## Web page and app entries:
BEGIN

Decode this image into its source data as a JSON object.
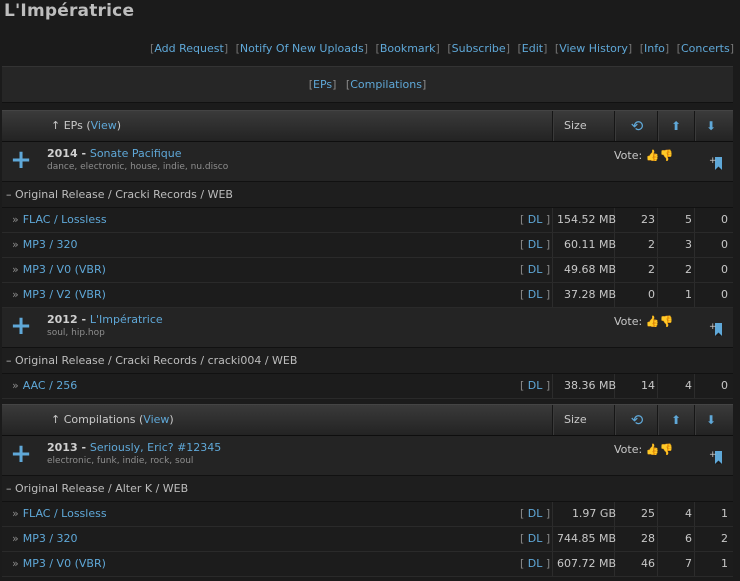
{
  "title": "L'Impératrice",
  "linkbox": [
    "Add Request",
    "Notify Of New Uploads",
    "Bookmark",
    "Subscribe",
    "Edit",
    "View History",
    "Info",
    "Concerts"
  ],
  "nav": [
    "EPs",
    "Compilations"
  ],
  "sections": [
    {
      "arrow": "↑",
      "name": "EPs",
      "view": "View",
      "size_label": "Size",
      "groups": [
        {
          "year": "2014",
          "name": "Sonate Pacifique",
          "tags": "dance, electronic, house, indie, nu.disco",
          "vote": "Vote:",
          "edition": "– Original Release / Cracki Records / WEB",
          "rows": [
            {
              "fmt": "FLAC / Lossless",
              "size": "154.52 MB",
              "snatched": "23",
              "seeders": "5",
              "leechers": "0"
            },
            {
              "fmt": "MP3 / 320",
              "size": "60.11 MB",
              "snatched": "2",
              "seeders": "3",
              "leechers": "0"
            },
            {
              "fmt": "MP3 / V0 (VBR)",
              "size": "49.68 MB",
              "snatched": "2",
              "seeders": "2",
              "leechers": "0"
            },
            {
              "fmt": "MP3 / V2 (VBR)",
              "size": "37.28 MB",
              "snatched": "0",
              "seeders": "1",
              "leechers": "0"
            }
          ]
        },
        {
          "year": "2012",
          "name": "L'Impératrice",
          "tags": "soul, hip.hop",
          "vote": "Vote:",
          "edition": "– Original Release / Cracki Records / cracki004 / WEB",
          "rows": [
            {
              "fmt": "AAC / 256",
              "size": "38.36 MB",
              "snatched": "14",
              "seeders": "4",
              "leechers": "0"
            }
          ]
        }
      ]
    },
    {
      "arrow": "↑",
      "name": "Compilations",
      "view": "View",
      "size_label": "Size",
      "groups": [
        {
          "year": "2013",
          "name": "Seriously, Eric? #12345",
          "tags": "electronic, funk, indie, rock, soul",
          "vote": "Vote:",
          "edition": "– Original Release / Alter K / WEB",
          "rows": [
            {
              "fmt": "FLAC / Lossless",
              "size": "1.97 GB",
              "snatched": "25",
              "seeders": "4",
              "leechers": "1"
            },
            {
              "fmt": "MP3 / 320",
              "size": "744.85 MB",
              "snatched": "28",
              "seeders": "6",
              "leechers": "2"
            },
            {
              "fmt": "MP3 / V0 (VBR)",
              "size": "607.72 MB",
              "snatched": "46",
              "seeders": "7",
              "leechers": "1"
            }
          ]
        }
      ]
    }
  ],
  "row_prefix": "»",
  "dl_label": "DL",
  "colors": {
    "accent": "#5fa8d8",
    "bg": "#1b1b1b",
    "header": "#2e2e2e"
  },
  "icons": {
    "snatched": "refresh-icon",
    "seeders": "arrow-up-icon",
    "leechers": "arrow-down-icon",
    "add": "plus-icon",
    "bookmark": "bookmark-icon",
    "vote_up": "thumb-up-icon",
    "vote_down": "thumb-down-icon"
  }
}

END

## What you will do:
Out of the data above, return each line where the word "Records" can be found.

## Response to this exercise:
          "edition": "– Original Release / Cracki Records / WEB",
          "edition": "– Original Release / Cracki Records / cracki004 / WEB",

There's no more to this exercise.